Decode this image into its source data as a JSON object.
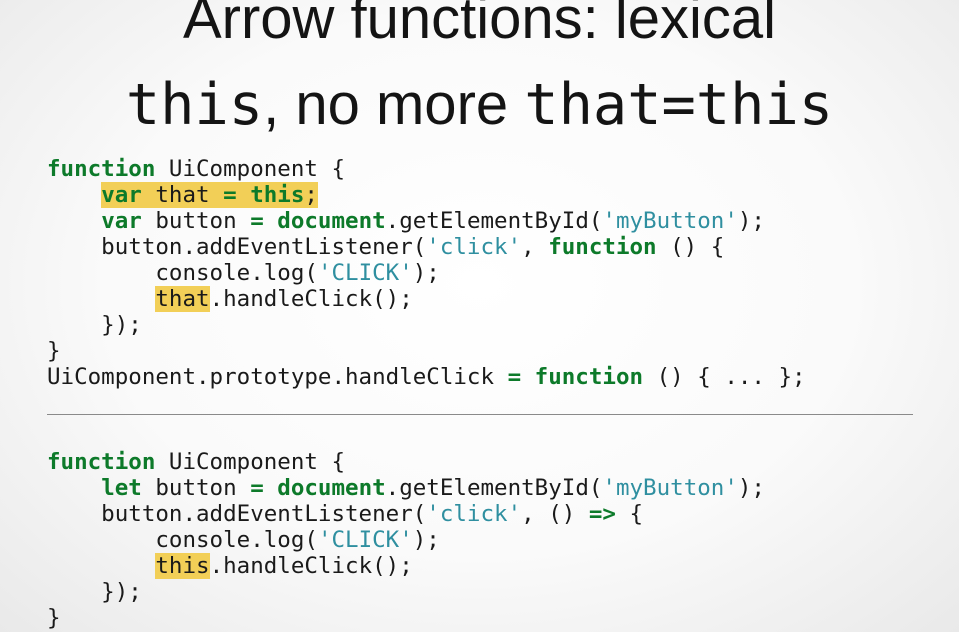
{
  "title": {
    "line1": "Arrow functions: lexical",
    "line2_part1": "this",
    "line2_part2": ", no more ",
    "line2_part3": "that=this"
  },
  "code_before": [
    [
      {
        "t": "function",
        "c": "kw"
      },
      {
        "t": " UiComponent {"
      }
    ],
    [
      {
        "t": "    "
      },
      {
        "t": "var that = this;",
        "c": "hl",
        "sub": [
          {
            "t": "var",
            "c": "kw"
          },
          {
            "t": " that "
          },
          {
            "t": "=",
            "c": "kw"
          },
          {
            "t": " "
          },
          {
            "t": "this",
            "c": "kw"
          },
          {
            "t": ";"
          }
        ]
      }
    ],
    [
      {
        "t": "    "
      },
      {
        "t": "var",
        "c": "kw"
      },
      {
        "t": " button "
      },
      {
        "t": "=",
        "c": "kw"
      },
      {
        "t": " "
      },
      {
        "t": "document",
        "c": "kw"
      },
      {
        "t": ".getElementById("
      },
      {
        "t": "'myButton'",
        "c": "str"
      },
      {
        "t": ");"
      }
    ],
    [
      {
        "t": "    button.addEventListener("
      },
      {
        "t": "'click'",
        "c": "str"
      },
      {
        "t": ", "
      },
      {
        "t": "function",
        "c": "kw"
      },
      {
        "t": " () {"
      }
    ],
    [
      {
        "t": "        console.log("
      },
      {
        "t": "'CLICK'",
        "c": "str"
      },
      {
        "t": ");"
      }
    ],
    [
      {
        "t": "        "
      },
      {
        "t": "that",
        "c": "hl"
      },
      {
        "t": ".handleClick();"
      }
    ],
    [
      {
        "t": "    });"
      }
    ],
    [
      {
        "t": "}"
      }
    ],
    [
      {
        "t": "UiComponent.prototype.handleClick "
      },
      {
        "t": "=",
        "c": "kw"
      },
      {
        "t": " "
      },
      {
        "t": "function",
        "c": "kw"
      },
      {
        "t": " () { ... };"
      }
    ]
  ],
  "code_after": [
    [
      {
        "t": "function",
        "c": "kw"
      },
      {
        "t": " UiComponent {"
      }
    ],
    [
      {
        "t": "    "
      },
      {
        "t": "let",
        "c": "kw"
      },
      {
        "t": " button "
      },
      {
        "t": "=",
        "c": "kw"
      },
      {
        "t": " "
      },
      {
        "t": "document",
        "c": "kw"
      },
      {
        "t": ".getElementById("
      },
      {
        "t": "'myButton'",
        "c": "str"
      },
      {
        "t": ");"
      }
    ],
    [
      {
        "t": "    button.addEventListener("
      },
      {
        "t": "'click'",
        "c": "str"
      },
      {
        "t": ", () "
      },
      {
        "t": "=>",
        "c": "kw"
      },
      {
        "t": " {"
      }
    ],
    [
      {
        "t": "        console.log("
      },
      {
        "t": "'CLICK'",
        "c": "str"
      },
      {
        "t": ");"
      }
    ],
    [
      {
        "t": "        "
      },
      {
        "t": "this",
        "c": "hl"
      },
      {
        "t": ".handleClick();"
      }
    ],
    [
      {
        "t": "    });"
      }
    ],
    [
      {
        "t": "}"
      }
    ]
  ],
  "colors": {
    "keyword": "#0d7a2a",
    "string": "#2f8fa0",
    "highlight": "#f2cf57",
    "text": "#1a1a1a"
  }
}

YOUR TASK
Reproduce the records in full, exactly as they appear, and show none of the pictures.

OUTPUT FOR THIS TASK
Decode this image into its source data as a JSON object.
{
  "title": {
    "line1": "Arrow functions: lexical",
    "line2_part1": "this",
    "line2_part2": ", no more ",
    "line2_part3": "that=this"
  },
  "code_before": [
    [
      {
        "t": "function",
        "c": "kw"
      },
      {
        "t": " UiComponent {"
      }
    ],
    [
      {
        "t": "    "
      },
      {
        "t": "var that = this;",
        "c": "hl",
        "sub": [
          {
            "t": "var",
            "c": "kw"
          },
          {
            "t": " that "
          },
          {
            "t": "=",
            "c": "kw"
          },
          {
            "t": " "
          },
          {
            "t": "this",
            "c": "kw"
          },
          {
            "t": ";"
          }
        ]
      }
    ],
    [
      {
        "t": "    "
      },
      {
        "t": "var",
        "c": "kw"
      },
      {
        "t": " button "
      },
      {
        "t": "=",
        "c": "kw"
      },
      {
        "t": " "
      },
      {
        "t": "document",
        "c": "kw"
      },
      {
        "t": ".getElementById("
      },
      {
        "t": "'myButton'",
        "c": "str"
      },
      {
        "t": ");"
      }
    ],
    [
      {
        "t": "    button.addEventListener("
      },
      {
        "t": "'click'",
        "c": "str"
      },
      {
        "t": ", "
      },
      {
        "t": "function",
        "c": "kw"
      },
      {
        "t": " () {"
      }
    ],
    [
      {
        "t": "        console.log("
      },
      {
        "t": "'CLICK'",
        "c": "str"
      },
      {
        "t": ");"
      }
    ],
    [
      {
        "t": "        "
      },
      {
        "t": "that",
        "c": "hl"
      },
      {
        "t": ".handleClick();"
      }
    ],
    [
      {
        "t": "    });"
      }
    ],
    [
      {
        "t": "}"
      }
    ],
    [
      {
        "t": "UiComponent.prototype.handleClick "
      },
      {
        "t": "=",
        "c": "kw"
      },
      {
        "t": " "
      },
      {
        "t": "function",
        "c": "kw"
      },
      {
        "t": " () { ... };"
      }
    ]
  ],
  "code_after": [
    [
      {
        "t": "function",
        "c": "kw"
      },
      {
        "t": " UiComponent {"
      }
    ],
    [
      {
        "t": "    "
      },
      {
        "t": "let",
        "c": "kw"
      },
      {
        "t": " button "
      },
      {
        "t": "=",
        "c": "kw"
      },
      {
        "t": " "
      },
      {
        "t": "document",
        "c": "kw"
      },
      {
        "t": ".getElementById("
      },
      {
        "t": "'myButton'",
        "c": "str"
      },
      {
        "t": ");"
      }
    ],
    [
      {
        "t": "    button.addEventListener("
      },
      {
        "t": "'click'",
        "c": "str"
      },
      {
        "t": ", () "
      },
      {
        "t": "=>",
        "c": "kw"
      },
      {
        "t": " {"
      }
    ],
    [
      {
        "t": "        console.log("
      },
      {
        "t": "'CLICK'",
        "c": "str"
      },
      {
        "t": ");"
      }
    ],
    [
      {
        "t": "        "
      },
      {
        "t": "this",
        "c": "hl"
      },
      {
        "t": ".handleClick();"
      }
    ],
    [
      {
        "t": "    });"
      }
    ],
    [
      {
        "t": "}"
      }
    ]
  ],
  "colors": {
    "keyword": "#0d7a2a",
    "string": "#2f8fa0",
    "highlight": "#f2cf57",
    "text": "#1a1a1a"
  }
}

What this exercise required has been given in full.